[Data extracted from a collection]
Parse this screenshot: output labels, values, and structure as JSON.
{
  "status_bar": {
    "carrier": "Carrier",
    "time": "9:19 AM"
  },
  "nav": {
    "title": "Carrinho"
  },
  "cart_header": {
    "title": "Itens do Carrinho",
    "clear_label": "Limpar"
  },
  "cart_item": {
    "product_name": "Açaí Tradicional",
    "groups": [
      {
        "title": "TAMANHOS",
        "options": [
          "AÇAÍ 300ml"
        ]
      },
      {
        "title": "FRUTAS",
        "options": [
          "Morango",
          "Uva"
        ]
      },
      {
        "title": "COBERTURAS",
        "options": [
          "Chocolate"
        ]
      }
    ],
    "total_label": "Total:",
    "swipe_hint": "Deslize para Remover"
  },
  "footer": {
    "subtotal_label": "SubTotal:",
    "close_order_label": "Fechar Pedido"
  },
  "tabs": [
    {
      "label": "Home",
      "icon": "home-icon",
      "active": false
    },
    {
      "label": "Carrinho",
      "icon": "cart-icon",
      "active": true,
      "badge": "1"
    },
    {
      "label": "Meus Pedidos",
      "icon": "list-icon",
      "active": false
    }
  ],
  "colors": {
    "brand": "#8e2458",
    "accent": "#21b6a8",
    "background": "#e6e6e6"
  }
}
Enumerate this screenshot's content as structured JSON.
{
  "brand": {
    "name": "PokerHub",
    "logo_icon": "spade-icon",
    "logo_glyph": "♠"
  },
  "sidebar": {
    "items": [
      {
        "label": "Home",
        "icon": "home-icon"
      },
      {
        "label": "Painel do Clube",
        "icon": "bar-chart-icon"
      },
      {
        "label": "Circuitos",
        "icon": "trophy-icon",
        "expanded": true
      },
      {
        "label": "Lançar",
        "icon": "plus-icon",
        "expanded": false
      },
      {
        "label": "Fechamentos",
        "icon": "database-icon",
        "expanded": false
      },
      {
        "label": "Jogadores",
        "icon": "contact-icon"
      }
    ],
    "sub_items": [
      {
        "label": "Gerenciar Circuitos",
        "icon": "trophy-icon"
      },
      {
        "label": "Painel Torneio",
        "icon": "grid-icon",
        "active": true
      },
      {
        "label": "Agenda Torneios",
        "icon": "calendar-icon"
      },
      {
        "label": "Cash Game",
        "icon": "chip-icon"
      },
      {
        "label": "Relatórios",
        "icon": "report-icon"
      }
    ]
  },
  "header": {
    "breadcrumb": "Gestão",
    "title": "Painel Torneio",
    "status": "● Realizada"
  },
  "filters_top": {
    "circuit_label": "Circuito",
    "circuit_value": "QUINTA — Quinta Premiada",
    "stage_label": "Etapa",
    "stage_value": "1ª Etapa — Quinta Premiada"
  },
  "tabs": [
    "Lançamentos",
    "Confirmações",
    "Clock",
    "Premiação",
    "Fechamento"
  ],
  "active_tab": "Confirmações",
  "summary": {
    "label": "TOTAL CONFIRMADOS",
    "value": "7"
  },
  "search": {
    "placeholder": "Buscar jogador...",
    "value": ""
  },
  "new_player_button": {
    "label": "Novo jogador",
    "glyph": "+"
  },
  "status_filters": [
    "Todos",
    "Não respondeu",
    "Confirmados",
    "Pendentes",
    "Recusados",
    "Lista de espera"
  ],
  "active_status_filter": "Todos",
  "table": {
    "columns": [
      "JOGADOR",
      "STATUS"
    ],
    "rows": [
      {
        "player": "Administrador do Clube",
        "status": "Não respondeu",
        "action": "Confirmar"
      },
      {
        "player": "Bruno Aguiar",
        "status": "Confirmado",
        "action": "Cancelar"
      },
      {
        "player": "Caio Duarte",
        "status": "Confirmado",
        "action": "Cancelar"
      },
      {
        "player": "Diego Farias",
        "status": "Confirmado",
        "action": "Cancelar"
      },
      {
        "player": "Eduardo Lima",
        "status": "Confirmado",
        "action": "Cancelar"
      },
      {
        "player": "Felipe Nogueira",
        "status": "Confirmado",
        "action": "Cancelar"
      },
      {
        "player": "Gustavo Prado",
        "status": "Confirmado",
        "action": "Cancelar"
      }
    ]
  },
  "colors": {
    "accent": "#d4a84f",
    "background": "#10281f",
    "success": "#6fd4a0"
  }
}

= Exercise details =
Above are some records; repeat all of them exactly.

= Result below =
Parse this screenshot: output labels, values, and structure as JSON.
{
  "status_bar": {
    "carrier": "Carrier",
    "time": "9:19 AM"
  },
  "nav": {
    "title": "Carrinho"
  },
  "cart_header": {
    "title": "Itens do Carrinho",
    "clear_label": "Limpar"
  },
  "cart_item": {
    "product_name": "Açaí Tradicional",
    "groups": [
      {
        "title": "TAMANHOS",
        "options": [
          "AÇAÍ 300ml"
        ]
      },
      {
        "title": "FRUTAS",
        "options": [
          "Morango",
          "Uva"
        ]
      },
      {
        "title": "COBERTURAS",
        "options": [
          "Chocolate"
        ]
      }
    ],
    "total_label": "Total:",
    "swipe_hint": "Deslize para Remover"
  },
  "footer": {
    "subtotal_label": "SubTotal:",
    "close_order_label": "Fechar Pedido"
  },
  "tabs": [
    {
      "label": "Home",
      "icon": "home-icon",
      "active": false
    },
    {
      "label": "Carrinho",
      "icon": "cart-icon",
      "active": true,
      "badge": "1"
    },
    {
      "label": "Meus Pedidos",
      "icon": "list-icon",
      "active": false
    }
  ],
  "colors": {
    "brand": "#8e2458",
    "accent": "#21b6a8",
    "background": "#e6e6e6"
  }
}
Enumerate this screenshot's content as structured JSON.
{
  "brand": {
    "name": "PokerHub",
    "logo_icon": "spade-icon",
    "logo_glyph": "♠"
  },
  "sidebar": {
    "items": [
      {
        "label": "Home",
        "icon": "home-icon"
      },
      {
        "label": "Painel do Clube",
        "icon": "bar-chart-icon"
      },
      {
        "label": "Circuitos",
        "icon": "trophy-icon",
        "expanded": true
      },
      {
        "label": "Lançar",
        "icon": "plus-icon",
        "expanded": false
      },
      {
        "label": "Fechamentos",
        "icon": "database-icon",
        "expanded": false
      },
      {
        "label": "Jogadores",
        "icon": "contact-icon"
      }
    ],
    "sub_items": [
      {
        "label": "Gerenciar Circuitos",
        "icon": "trophy-icon"
      },
      {
        "label": "Painel Torneio",
        "icon": "grid-icon",
        "active": true
      },
      {
        "label": "Agenda Torneios",
        "icon": "calendar-icon"
      },
      {
        "label": "Cash Game",
        "icon": "chip-icon"
      },
      {
        "label": "Relatórios",
        "icon": "report-icon"
      }
    ]
  },
  "header": {
    "breadcrumb": "Gestão",
    "title": "Painel Torneio",
    "status": "● Realizada"
  },
  "filters_top": {
    "circuit_label": "Circuito",
    "circuit_value": "QUINTA — Quinta Premiada",
    "stage_label": "Etapa",
    "stage_value": "1ª Etapa — Quinta Premiada"
  },
  "tabs": [
    "Lançamentos",
    "Confirmações",
    "Clock",
    "Premiação",
    "Fechamento"
  ],
  "active_tab": "Confirmações",
  "summary": {
    "label": "TOTAL CONFIRMADOS",
    "value": "7"
  },
  "search": {
    "placeholder": "Buscar jogador...",
    "value": ""
  },
  "new_player_button": {
    "label": "Novo jogador",
    "glyph": "+"
  },
  "status_filters": [
    "Todos",
    "Não respondeu",
    "Confirmados",
    "Pendentes",
    "Recusados",
    "Lista de espera"
  ],
  "active_status_filter": "Todos",
  "table": {
    "columns": [
      "JOGADOR",
      "STATUS"
    ],
    "rows": [
      {
        "player": "Administrador do Clube",
        "status": "Não respondeu",
        "action": "Confirmar"
      },
      {
        "player": "Bruno Aguiar",
        "status": "Confirmado",
        "action": "Cancelar"
      },
      {
        "player": "Caio Duarte",
        "status": "Confirmado",
        "action": "Cancelar"
      },
      {
        "player": "Diego Farias",
        "status": "Confirmado",
        "action": "Cancelar"
      },
      {
        "player": "Eduardo Lima",
        "status": "Confirmado",
        "action": "Cancelar"
      },
      {
        "player": "Felipe Nogueira",
        "status": "Confirmado",
        "action": "Cancelar"
      },
      {
        "player": "Gustavo Prado",
        "status": "Confirmado",
        "action": "Cancelar"
      }
    ]
  },
  "colors": {
    "accent": "#d4a84f",
    "background": "#10281f",
    "success": "#6fd4a0"
  }
}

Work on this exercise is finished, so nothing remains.